It’s unfair the way you’re depicted as a joke in cartoons
You’re the only chromosome who is ever lampooned
No, you don’t have genes for TV channel flipping
for reading on the loo, loud farting or spitting

There isn’t a gene for air guitar
For identifying aircraft or an obsession with cars
You go deep – to the molecular level
And when you’re present you’re ubiquitous in the body that’s assembled

You do carry the coding for the scrotum and the testes
And also for the penis which is surely the best bit
It can switch in just an instant from being flaccid to an erection
A daily living metaphor for death and resurrection

Some think your function is limited to the reproductive tract
But this idea is a fiction, it isn’t a fact
You’re in charge of spermatogenensis and you’ve cell-housekeeping genes
You play a role in the body’s health and susceptibility to disease

For example you’ve no hereditary protection against haemophilia or colour blindness
and your presence means a lesser chance of rheumatoid arthritis
The fertilized egg, the founding cell, is the printer for 10 trillion cells
With instructions for organ construction and for how they function as well

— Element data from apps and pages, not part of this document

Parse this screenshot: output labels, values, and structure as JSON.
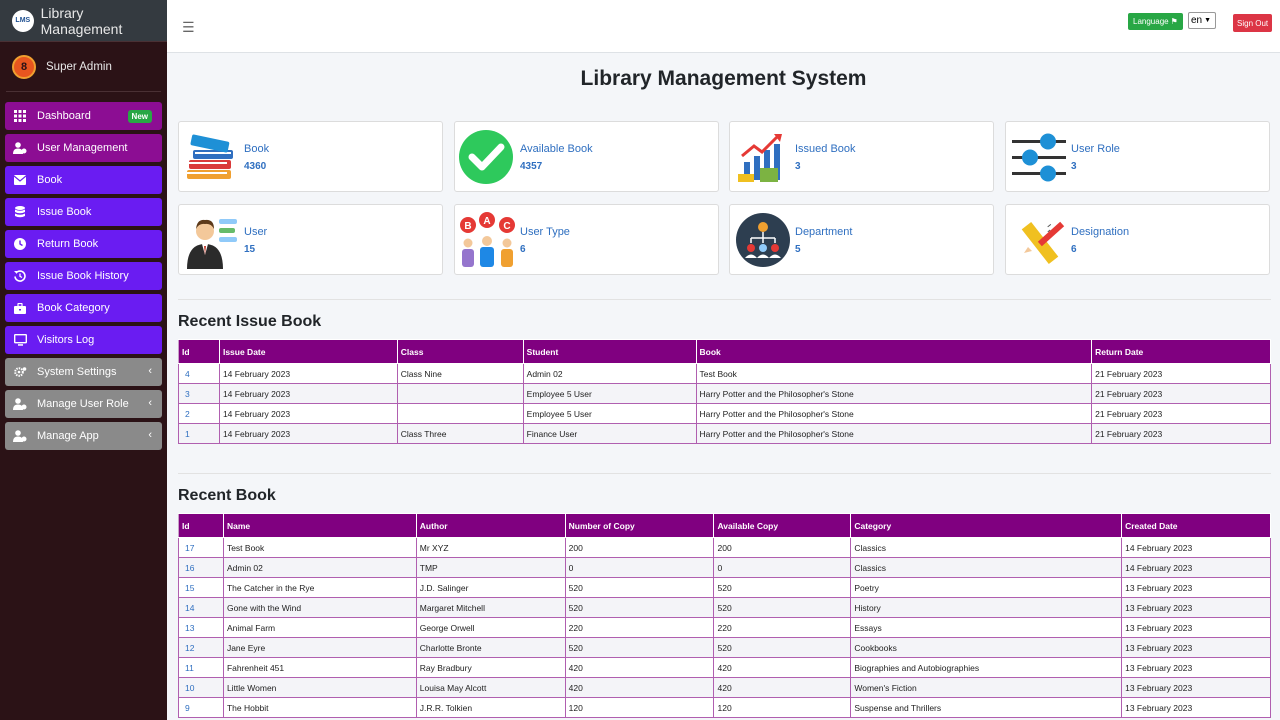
{
  "brand": {
    "title": "Library Management",
    "logo_text": "LMS"
  },
  "user": {
    "name": "Super Admin",
    "avatar_glyph": "8"
  },
  "sidebar": {
    "items": [
      {
        "label": "Dashboard",
        "badge": "New",
        "icon": "grid-icon",
        "color": "#8c0d93"
      },
      {
        "label": "User Management",
        "icon": "users-icon",
        "color": "#8c0d93"
      },
      {
        "label": "Book",
        "icon": "envelope-icon",
        "color": "#6a1cf2"
      },
      {
        "label": "Issue Book",
        "icon": "database-icon",
        "color": "#6a1cf2"
      },
      {
        "label": "Return Book",
        "icon": "clock-icon",
        "color": "#6a1cf2"
      },
      {
        "label": "Issue Book History",
        "icon": "history-icon",
        "color": "#6a1cf2"
      },
      {
        "label": "Book Category",
        "icon": "briefcase-icon",
        "color": "#6a1cf2"
      },
      {
        "label": "Visitors Log",
        "icon": "monitor-icon",
        "color": "#6a1cf2"
      },
      {
        "label": "System Settings",
        "icon": "cogs-icon",
        "color": "#8a8a8a"
      },
      {
        "label": "Manage User Role",
        "icon": "users-icon",
        "color": "#8a8a8a"
      },
      {
        "label": "Manage App",
        "icon": "users-icon",
        "color": "#8a8a8a"
      }
    ]
  },
  "header": {
    "language_label": "Language",
    "language_value": "en",
    "signout_label": "Sign Out"
  },
  "page": {
    "title": "Library Management System"
  },
  "stats": [
    {
      "label": "Book",
      "value": "4360",
      "icon": "books-stack-icon"
    },
    {
      "label": "Available Book",
      "value": "4357",
      "icon": "check-circle-icon"
    },
    {
      "label": "Issued Book",
      "value": "3",
      "icon": "growth-chart-icon"
    },
    {
      "label": "User Role",
      "value": "3",
      "icon": "sliders-icon"
    },
    {
      "label": "User",
      "value": "15",
      "icon": "businessman-icon"
    },
    {
      "label": "User Type",
      "value": "6",
      "icon": "abc-users-icon"
    },
    {
      "label": "Department",
      "value": "5",
      "icon": "org-chart-icon"
    },
    {
      "label": "Designation",
      "value": "6",
      "icon": "ruler-pencil-icon"
    }
  ],
  "recent_issue": {
    "title": "Recent Issue Book",
    "columns": [
      "Id",
      "Issue Date",
      "Class",
      "Student",
      "Book",
      "Return Date"
    ],
    "rows": [
      [
        "4",
        "14 February 2023",
        "Class Nine",
        "Admin 02",
        "Test Book",
        "21 February 2023"
      ],
      [
        "3",
        "14 February 2023",
        "",
        "Employee 5 User",
        "Harry Potter and the Philosopher's Stone",
        "21 February 2023"
      ],
      [
        "2",
        "14 February 2023",
        "",
        "Employee 5 User",
        "Harry Potter and the Philosopher's Stone",
        "21 February 2023"
      ],
      [
        "1",
        "14 February 2023",
        "Class Three",
        "Finance User",
        "Harry Potter and the Philosopher's Stone",
        "21 February 2023"
      ]
    ]
  },
  "recent_book": {
    "title": "Recent Book",
    "columns": [
      "Id",
      "Name",
      "Author",
      "Number of Copy",
      "Available Copy",
      "Category",
      "Created Date"
    ],
    "rows": [
      [
        "17",
        "Test Book",
        "Mr XYZ",
        "200",
        "200",
        "Classics",
        "14 February 2023"
      ],
      [
        "16",
        "Admin 02",
        "TMP",
        "0",
        "0",
        "Classics",
        "14 February 2023"
      ],
      [
        "15",
        "The Catcher in the Rye",
        "J.D. Salinger",
        "520",
        "520",
        "Poetry",
        "13 February 2023"
      ],
      [
        "14",
        "Gone with the Wind",
        "Margaret Mitchell",
        "520",
        "520",
        "History",
        "13 February 2023"
      ],
      [
        "13",
        "Animal Farm",
        "George Orwell",
        "220",
        "220",
        "Essays",
        "13 February 2023"
      ],
      [
        "12",
        "Jane Eyre",
        "Charlotte Bronte",
        "520",
        "520",
        "Cookbooks",
        "13 February 2023"
      ],
      [
        "11",
        "Fahrenheit 451",
        "Ray Bradbury",
        "420",
        "420",
        "Biographies and Autobiographies",
        "13 February 2023"
      ],
      [
        "10",
        "Little Women",
        "Louisa May Alcott",
        "420",
        "420",
        "Women's Fiction",
        "13 February 2023"
      ],
      [
        "9",
        "The Hobbit",
        "J.R.R. Tolkien",
        "120",
        "120",
        "Suspense and Thrillers",
        "13 February 2023"
      ]
    ]
  }
}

It’s not true that all humans share 99.9% of their genomes
That’s only true for those with the same 23rd pair of chromosomes
Bill Clinton’s code is 98.5% the same as a XY chimpanzee
That’s the same similarity he has to his XX wife Hillary

In the East you are worshipped in giant sculptures of the erect phallus
In the West we have the limp appendages of David and Adonis
I think we should celebrate you with an ithyphallic God called Y
Y I do love you Y oh Y

Colette Colfer

Meanwhile…

Free tonight?

Colette will give the first live performance of Ode To The Y Chromosome at Spokes poetry and open mic at Phil Grimes, Waterford City, County Waterford at 8pm.

Previously: Colette Colfer: How Do I Know?

Thanks John Gallen